Holocene plant migration rates appear to greatly exceed measured dispersal distances. This is a feature of species with all dispersal mechanisms and in all communities. The role of dispersal by large mammalian herbivores is explored as a mechanism that accounts for the observed dispersal rates.
A simple model was constructed that took into account herbivore dispersal and how migration rates might vary with herbivore territory size, gut survival and probability of consumption.
Even at relatively low probabilities of consumption and gut survival, dispersal by animals within large territories could account for observed rates of dispersal in the palaeorecord. Animals with small territory sizes could not produce large enough rates of dispersal.

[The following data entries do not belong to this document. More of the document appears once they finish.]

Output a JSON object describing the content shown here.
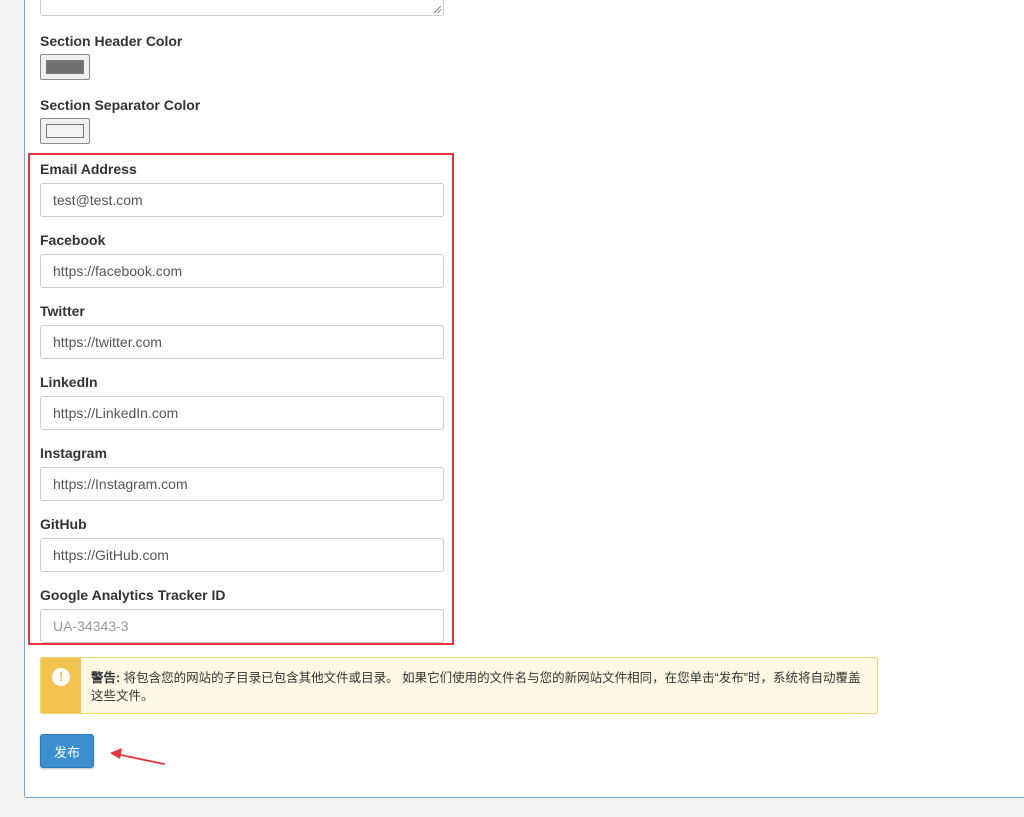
{
  "form": {
    "section_header_color_label": "Section Header Color",
    "section_separator_color_label": "Section Separator Color",
    "colors": {
      "section_header": "#707070",
      "section_separator": "#f2f2f2",
      "highlight": "#e5343a",
      "accent": "#3d8ed0",
      "warning": "#f4c24f"
    },
    "fields": {
      "email": {
        "label": "Email Address",
        "value": "test@test.com",
        "placeholder": ""
      },
      "facebook": {
        "label": "Facebook",
        "value": "https://facebook.com",
        "placeholder": ""
      },
      "twitter": {
        "label": "Twitter",
        "value": "https://twitter.com",
        "placeholder": ""
      },
      "linkedin": {
        "label": "LinkedIn",
        "value": "https://LinkedIn.com",
        "placeholder": ""
      },
      "instagram": {
        "label": "Instagram",
        "value": "https://Instagram.com",
        "placeholder": ""
      },
      "github": {
        "label": "GitHub",
        "value": "https://GitHub.com",
        "placeholder": ""
      },
      "google_analytics": {
        "label": "Google Analytics Tracker ID",
        "value": "",
        "placeholder": "UA-34343-3"
      }
    }
  },
  "alert": {
    "icon": "exclamation-icon",
    "glyph": "!",
    "prefix": "警告:",
    "message": "将包含您的网站的子目录已包含其他文件或目录。 如果它们使用的文件名与您的新网站文件相同，在您单击“发布”时，系统将自动覆盖这些文件。"
  },
  "actions": {
    "publish_label": "发布"
  }
}
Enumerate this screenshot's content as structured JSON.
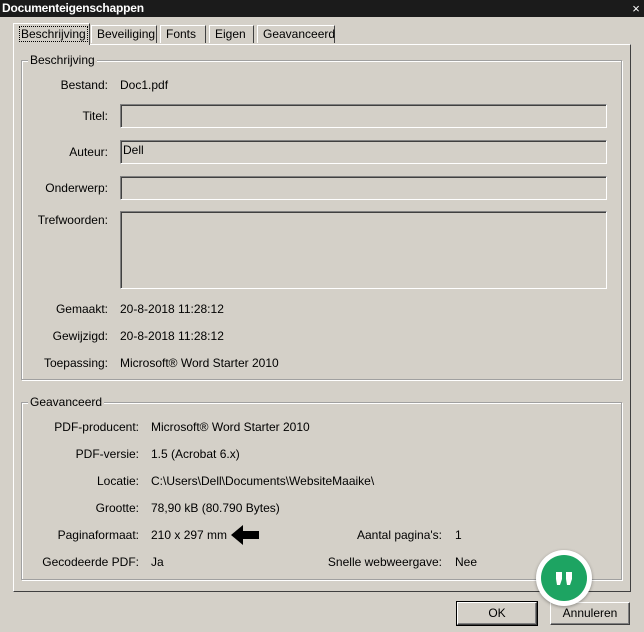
{
  "window": {
    "title": "Documenteigenschappen",
    "close_glyph": "×"
  },
  "tabs": [
    {
      "label": "Beschrijving",
      "active": true
    },
    {
      "label": "Beveiliging"
    },
    {
      "label": "Fonts"
    },
    {
      "label": "Eigen"
    },
    {
      "label": "Geavanceerd"
    }
  ],
  "description": {
    "legend": "Beschrijving",
    "bestand_label": "Bestand:",
    "bestand_value": "Doc1.pdf",
    "titel_label": "Titel:",
    "titel_value": "",
    "auteur_label": "Auteur:",
    "auteur_value": "Dell",
    "onderwerp_label": "Onderwerp:",
    "onderwerp_value": "",
    "trefwoorden_label": "Trefwoorden:",
    "trefwoorden_value": "",
    "gemaakt_label": "Gemaakt:",
    "gemaakt_value": "20-8-2018 11:28:12",
    "gewijzigd_label": "Gewijzigd:",
    "gewijzigd_value": "20-8-2018 11:28:12",
    "toepassing_label": "Toepassing:",
    "toepassing_value": "Microsoft® Word Starter 2010"
  },
  "advanced": {
    "legend": "Geavanceerd",
    "producer_label": "PDF-producent:",
    "producer_value": "Microsoft® Word Starter 2010",
    "version_label": "PDF-versie:",
    "version_value": "1.5 (Acrobat 6.x)",
    "location_label": "Locatie:",
    "location_value": "C:\\Users\\Dell\\Documents\\WebsiteMaaike\\",
    "size_label": "Grootte:",
    "size_value": "78,90 kB (80.790 Bytes)",
    "pagesize_label": "Paginaformaat:",
    "pagesize_value": "210 x 297 mm",
    "pages_label": "Aantal pagina's:",
    "pages_value": "1",
    "tagged_label": "Gecodeerde PDF:",
    "tagged_value": "Ja",
    "fastweb_label": "Snelle webweergave:",
    "fastweb_value": "Nee"
  },
  "buttons": {
    "ok": "OK",
    "cancel": "Annuleren"
  },
  "icons": {
    "arrow": "pointing-arrow-icon",
    "quote": "quote-bubble-icon"
  },
  "colors": {
    "dialog": "#d4d0c8",
    "titlebar": "#1b1b1b",
    "quote_green": "#1da462"
  }
}
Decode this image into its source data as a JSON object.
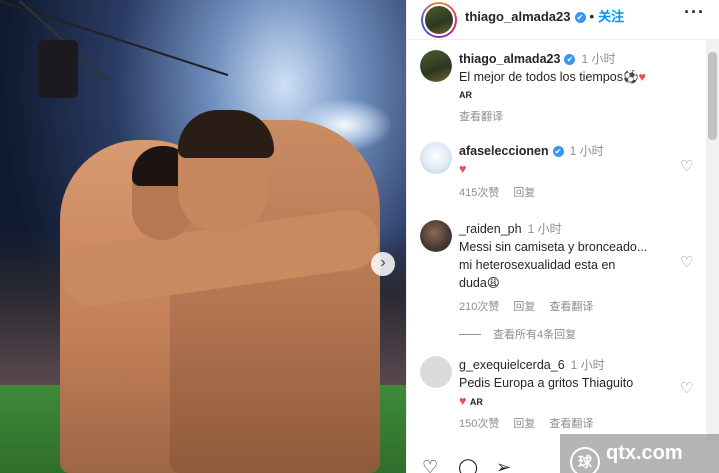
{
  "header": {
    "username": "thiago_almada23",
    "verified_mark": "✔",
    "separator": "•",
    "follow_label": "关注",
    "more_label": "···"
  },
  "caption": {
    "username": "thiago_almada23",
    "time": "1 小时",
    "text": "El mejor de todos los tiempos⚽",
    "heart": "♥",
    "ar": "AR",
    "translate_label": "查看翻译"
  },
  "comments": [
    {
      "username": "afaseleccionen",
      "time": "1 小时",
      "text": "♥",
      "likes": "415次赞",
      "reply_label": "回复"
    },
    {
      "username": "_raiden_ph",
      "time": "1 小时",
      "text_line1": "Messi sin camiseta y bronceado...",
      "text_line2": "mi heterosexualidad esta en",
      "text_line3": "duda😩",
      "likes": "210次赞",
      "reply_label": "回复",
      "translate_label": "查看翻译",
      "view_replies_label": "查看所有4条回复"
    },
    {
      "username": "g_exequielcerda_6",
      "time": "1 小时",
      "text": "Pedis Europa a gritos Thiaguito",
      "heart": "♥",
      "ar": "AR",
      "likes": "150次赞",
      "reply_label": "回复",
      "translate_label": "查看翻译"
    }
  ],
  "photo": {
    "next_label": "›"
  },
  "actions": {
    "like_icon": "♡",
    "comment_icon": "◯",
    "share_icon": "➢"
  },
  "watermark": {
    "logo_text": "球",
    "text": "qtx.com"
  },
  "colors": {
    "follow": "#0095f6",
    "verified": "#3897f0",
    "heart": "#ed4956",
    "muted": "#8e8e8e"
  }
}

As many modern day grassland plants appear to survive gut passage, endozoochory by large mammalian herbivores could be the main mechanism for long-distance dispersal of herbaceous species.